  18. I don't get how people are confused by the fact that the "internet" is the platform and twitter, facebook, etc are applications. If you want to run an alt right blog/news feed go for it. If you want to run a business you need to pick your space.

  19. Anonymous9:01 PM

    This is not a new question. When I was online 30 years ago, open forums embraced free speech, censored only for obscenity. But over time, users have more and more asked for protection against personal attacks. Just as, in law, freedom of speech is not unqualified, internet norms are evolving towards setting certain boundaries on speech, while retaining the ideal of free speech.

  20. jroll5:55 AM
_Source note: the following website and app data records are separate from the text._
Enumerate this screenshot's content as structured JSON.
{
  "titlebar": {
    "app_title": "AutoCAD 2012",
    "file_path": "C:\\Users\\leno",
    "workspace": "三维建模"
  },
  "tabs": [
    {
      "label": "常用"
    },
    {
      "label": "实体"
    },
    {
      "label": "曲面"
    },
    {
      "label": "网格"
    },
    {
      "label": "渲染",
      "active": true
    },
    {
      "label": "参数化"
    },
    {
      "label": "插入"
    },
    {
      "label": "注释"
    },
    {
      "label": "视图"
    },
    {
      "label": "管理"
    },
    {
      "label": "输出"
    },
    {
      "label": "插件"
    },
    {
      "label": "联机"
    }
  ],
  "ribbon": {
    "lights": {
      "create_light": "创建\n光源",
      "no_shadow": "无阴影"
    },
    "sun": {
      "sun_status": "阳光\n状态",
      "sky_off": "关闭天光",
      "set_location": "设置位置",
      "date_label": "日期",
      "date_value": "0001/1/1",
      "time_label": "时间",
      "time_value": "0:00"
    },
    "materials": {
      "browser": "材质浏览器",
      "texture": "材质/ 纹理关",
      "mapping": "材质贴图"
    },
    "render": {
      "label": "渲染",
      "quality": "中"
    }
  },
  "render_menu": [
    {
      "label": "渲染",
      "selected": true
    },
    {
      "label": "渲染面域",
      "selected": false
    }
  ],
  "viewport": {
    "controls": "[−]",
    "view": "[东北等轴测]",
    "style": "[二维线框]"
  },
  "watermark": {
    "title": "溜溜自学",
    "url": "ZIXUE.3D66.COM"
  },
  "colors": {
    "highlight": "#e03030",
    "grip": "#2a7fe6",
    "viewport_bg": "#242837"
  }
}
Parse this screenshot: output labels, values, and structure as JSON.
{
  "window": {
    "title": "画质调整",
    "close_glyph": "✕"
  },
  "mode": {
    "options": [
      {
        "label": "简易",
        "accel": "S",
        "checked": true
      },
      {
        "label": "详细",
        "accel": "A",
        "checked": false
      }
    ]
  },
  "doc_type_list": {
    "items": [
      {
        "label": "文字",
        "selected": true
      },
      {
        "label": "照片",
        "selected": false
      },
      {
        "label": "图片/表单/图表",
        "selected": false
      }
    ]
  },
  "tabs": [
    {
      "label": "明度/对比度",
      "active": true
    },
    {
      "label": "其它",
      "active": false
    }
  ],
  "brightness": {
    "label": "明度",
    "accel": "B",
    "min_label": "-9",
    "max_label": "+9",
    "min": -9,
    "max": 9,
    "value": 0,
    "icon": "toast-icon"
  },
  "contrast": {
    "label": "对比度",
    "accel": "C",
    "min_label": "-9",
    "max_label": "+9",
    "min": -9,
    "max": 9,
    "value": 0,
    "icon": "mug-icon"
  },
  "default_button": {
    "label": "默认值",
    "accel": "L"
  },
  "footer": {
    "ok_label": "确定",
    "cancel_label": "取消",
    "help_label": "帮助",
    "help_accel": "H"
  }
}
    Leslie Jones: "Hey, hate speech and freedom of speech: two different things."

    Seth Meyers: "Two different things."
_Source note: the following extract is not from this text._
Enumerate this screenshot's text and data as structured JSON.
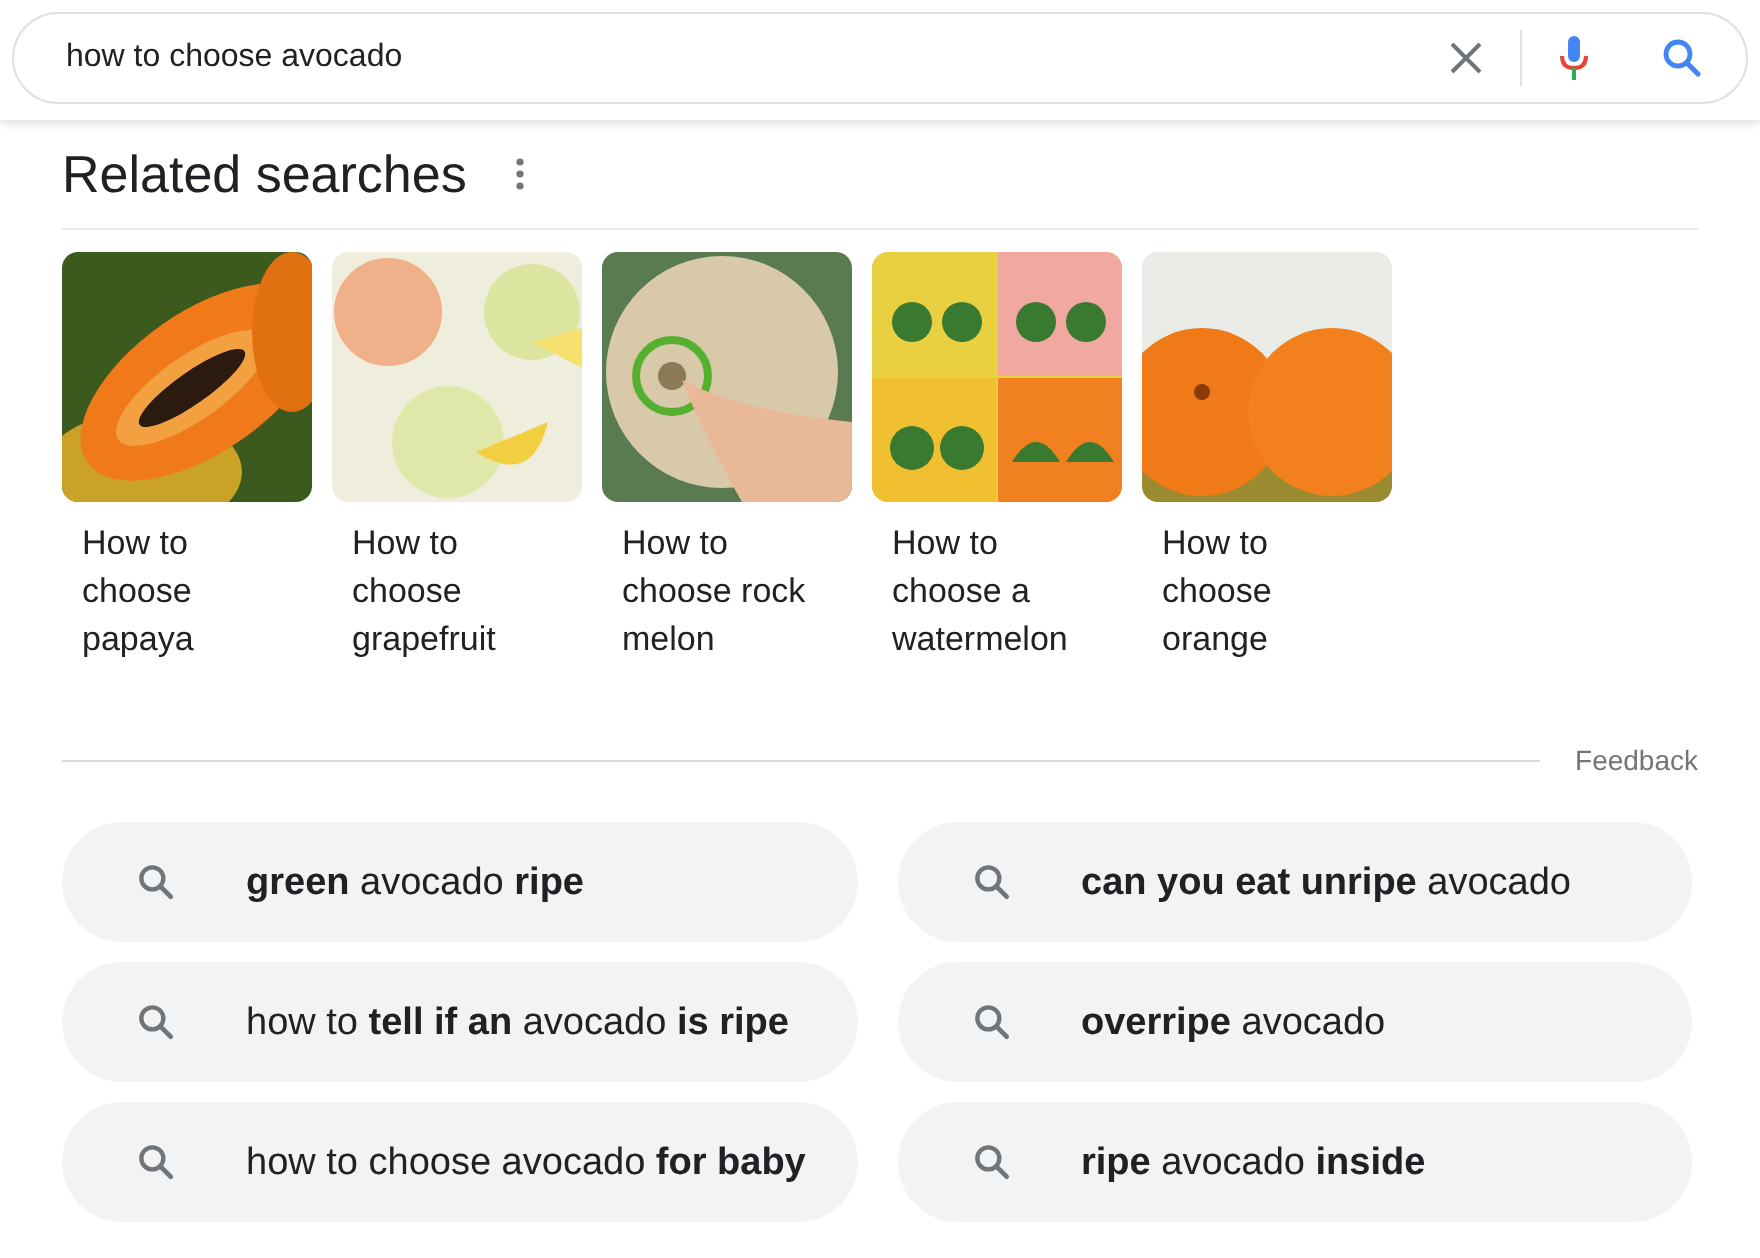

    I haven't used Twitter, yet. Is there some reason you have to read random messages?

    I thought the premise is you follow who you want?
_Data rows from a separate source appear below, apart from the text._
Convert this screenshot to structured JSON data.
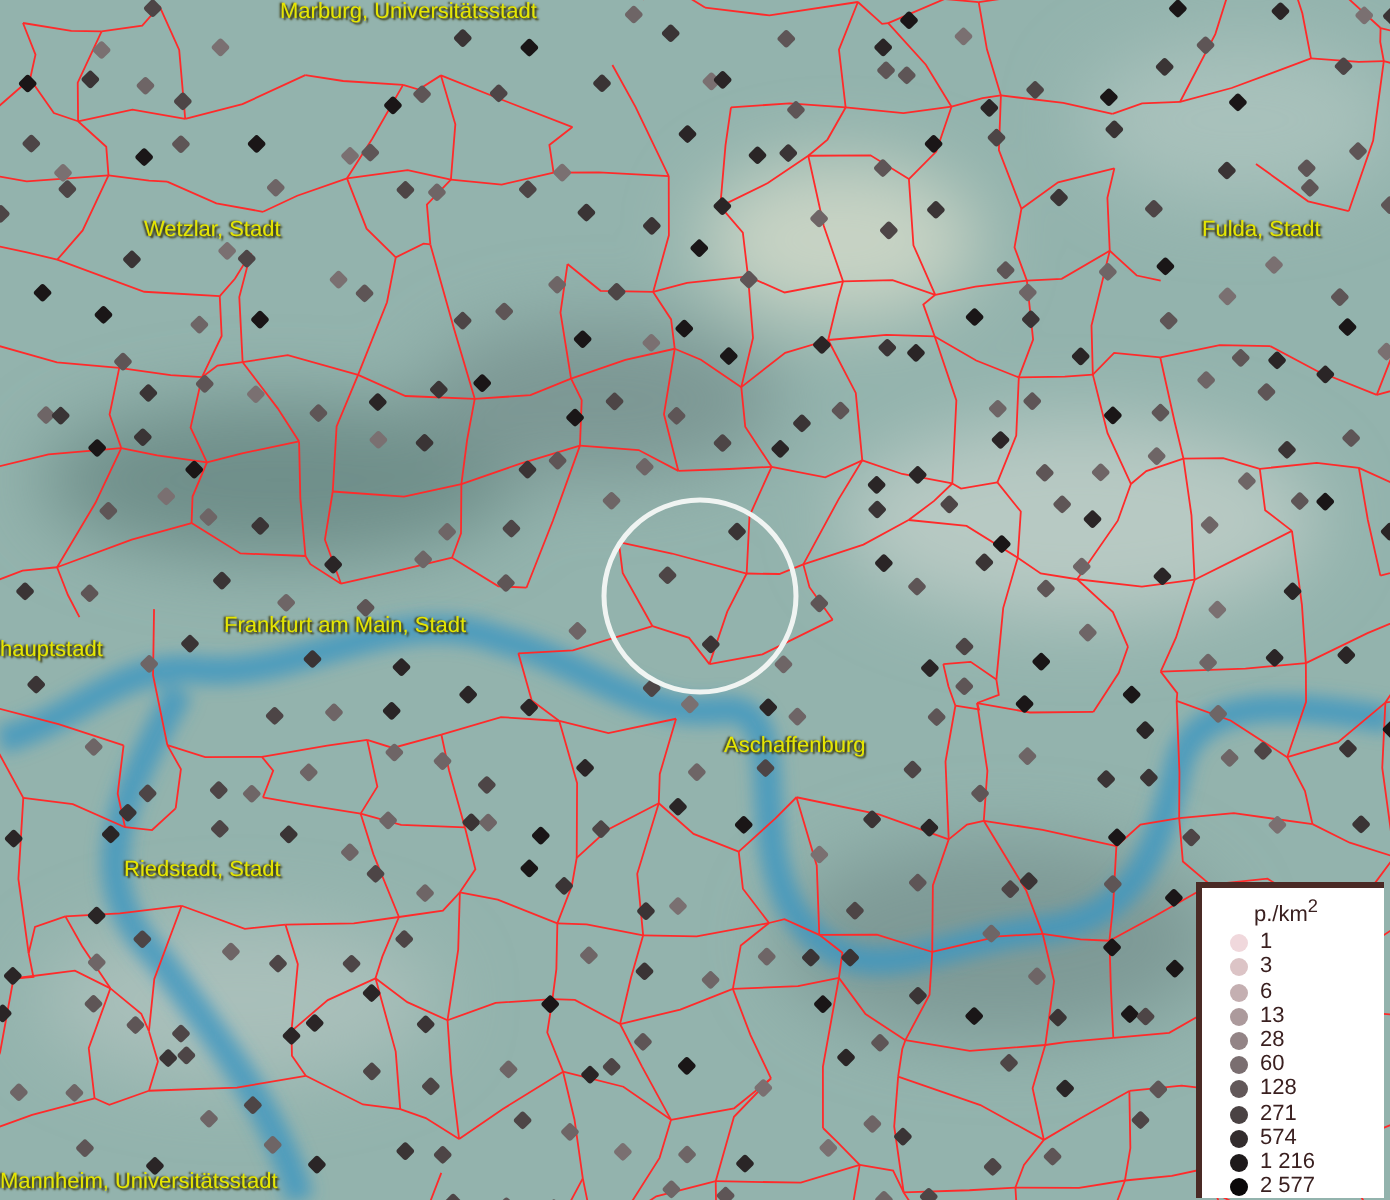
{
  "map": {
    "place_labels": [
      "Marburg, Universitätsstadt",
      "Wetzlar, Stadt",
      "Fulda, Stadt",
      "hauptstadt",
      "Frankfurt am Main, Stadt",
      "Aschaffenburg",
      "Riedstadt, Stadt",
      "Mannheim, Universitätsstadt"
    ]
  },
  "legend": {
    "title": "p./km$^{2}$",
    "items": [
      {
        "label": "1",
        "color": "#f0d8dc"
      },
      {
        "label": "3",
        "color": "#dcc4c6"
      },
      {
        "label": "6",
        "color": "#c4afb1"
      },
      {
        "label": "13",
        "color": "#ac9a9c"
      },
      {
        "label": "28",
        "color": "#938486"
      },
      {
        "label": "60",
        "color": "#7a6e70"
      },
      {
        "label": "128",
        "color": "#625859"
      },
      {
        "label": "271",
        "color": "#4a4243"
      },
      {
        "label": "574",
        "color": "#332d2e"
      },
      {
        "label": "1 216",
        "color": "#1e1a1b"
      },
      {
        "label": "2 577",
        "color": "#0a0809"
      }
    ]
  }
}
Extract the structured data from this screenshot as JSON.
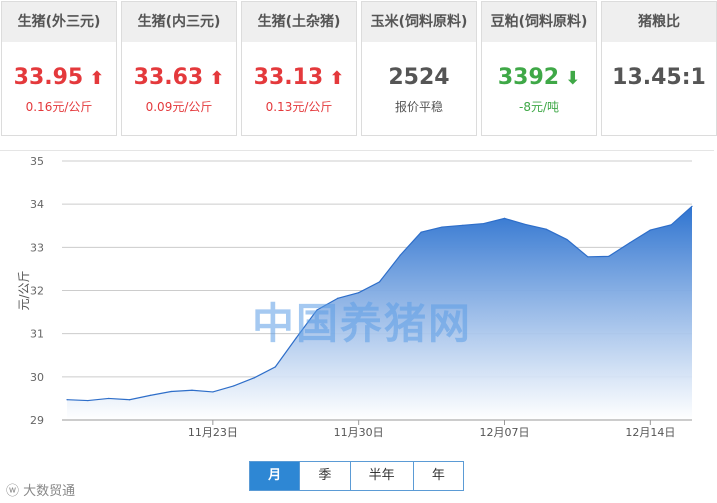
{
  "cards": [
    {
      "label": "生猪(外三元)",
      "value": "33.95",
      "arrow": "🡑",
      "sub": "0.16元/公斤",
      "trend": "up"
    },
    {
      "label": "生猪(内三元)",
      "value": "33.63",
      "arrow": "🡑",
      "sub": "0.09元/公斤",
      "trend": "up"
    },
    {
      "label": "生猪(土杂猪)",
      "value": "33.13",
      "arrow": "🡑",
      "sub": "0.13元/公斤",
      "trend": "up"
    },
    {
      "label": "玉米(饲料原料)",
      "value": "2524",
      "arrow": "",
      "sub": "报价平稳",
      "trend": "flat"
    },
    {
      "label": "豆粕(饲料原料)",
      "value": "3392",
      "arrow": "🡓",
      "sub": "-8元/吨",
      "trend": "down"
    },
    {
      "label": "猪粮比",
      "value": "13.45:1",
      "arrow": "",
      "sub": "",
      "trend": "flat"
    }
  ],
  "tabs": [
    "月",
    "季",
    "半年",
    "年"
  ],
  "active_tab": "月",
  "watermark": "中国养猪网",
  "weibo_tag": "大数贸通",
  "colors": {
    "up": "#e4393c",
    "down": "#3fa847",
    "accent": "#2e87d4",
    "line": "#2e6ec9"
  },
  "chart_data": {
    "type": "area",
    "ylabel": "元/公斤",
    "ylim": [
      29,
      35
    ],
    "yticks": [
      29,
      30,
      31,
      32,
      33,
      34,
      35
    ],
    "xticks": [
      {
        "label": "11月23日",
        "day": 7
      },
      {
        "label": "11月30日",
        "day": 14
      },
      {
        "label": "12月07日",
        "day": 21
      },
      {
        "label": "12月14日",
        "day": 28
      }
    ],
    "x": [
      0,
      1,
      2,
      3,
      4,
      5,
      6,
      7,
      8,
      9,
      10,
      11,
      12,
      13,
      14,
      15,
      16,
      17,
      18,
      19,
      20,
      21,
      22,
      23,
      24,
      25,
      26,
      27,
      28,
      29,
      30
    ],
    "values": [
      29.47,
      29.45,
      29.5,
      29.47,
      29.57,
      29.66,
      29.69,
      29.65,
      29.79,
      29.98,
      30.23,
      30.9,
      31.55,
      31.82,
      31.95,
      32.2,
      32.82,
      33.35,
      33.47,
      33.51,
      33.55,
      33.67,
      33.53,
      33.42,
      33.18,
      32.78,
      32.79,
      33.1,
      33.4,
      33.52,
      33.95
    ]
  }
}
    If there is a problem I think it would be spam/bots/socks, not "face shrieking."

    A Twitter account is like a phone number.

    People tweeting about your tweets doesn't to my knowledge "silence" you. You can still tweet, yes?

    Example: Leslie Jones, "Gas jroll, now."

    jroll, "Oh, no, I've been silenced."

    "Also, Leslie Jones's tweet may look silent, but I assure you, I now have hearing damaged."

    "@jack Help!"

  21. Anonymous11:36 PM

    Twitter is a toy. Facebook is a scourge on society.

    I would put $100 on a bet that the recent SpaceX test explosion was an inside job by a Russian or Chinese spy at SpaceX, and the the target was not SpaceX, rather it was Facebook's satellite.

    Freedom of speech is a very, very serious matter! The USA values freedom of speech more than any other country. This is probably the most important freedom we have, and it is being destroyed by the likes of Facebook. It is really strange irony if it is true, that foreign spies would like to extinguish Facebook, and that it is also a scourge on the freedom of speech that would otherwise permeate the web.

    What do I mean by this? Simply that increasingly you are not allowed to talk on the web unless you use your true identity AND allow Facebook to profit off of you. It is a disgusting scourge on the world.

    I like much of what you said here, Noah. I have small differences such as that the NYT has never printed anything that is white nationalist in nature. If you think that Douthat is so, you are wrong. He's pretty moderate compared to white nationalists. He's just a religious, ignorant but skilled writer. He's not right wing.

    We have no lexicon that allows us to discuss modern politics. Humans seem fundamentally incapable of seeing the details of large group movements. By definition our 2-party system is based upon large group movements, and so humans are not equipped to understand it. The best they can do is use it to manipulate others using a flawed, binary system.

    They can't manipulate me. Don't let them manipulate you either, please.

    1. Anonymous1:28 PM

      Actually I amend this. I think the explosive was probably placed on the Facebook satellite while it was still in Israel. I believe the explosive was on the satellite, and so I don't want to spark a witch hunt at SpaceX. It probably didn't happen there.

      It makes sense that an explosion within on the payload would have a delayed effect in breaching the external shell of the rocket. Such an explosive would probably not be very powerful in itself, but it probably breached some gas-containing tank in the second stage with then set off a cascade of explosions.

      So the mystery explosion that Musk is investigating was probably the initial explosion contained on the payload. The second and visible explosion was the breach of the rocket shell and the interaction of the gasses with the heat from the small explosion on the payload.

  22. Seems like banning Condoleeza Rice from giving a commencement speech is related to this. It would be interesting to see that worked into this thesis. [And hopefully I don't think Ms. Rice is a black woman who has committed the unpardonable sin of being alive...]

  23. I liked this post Noah.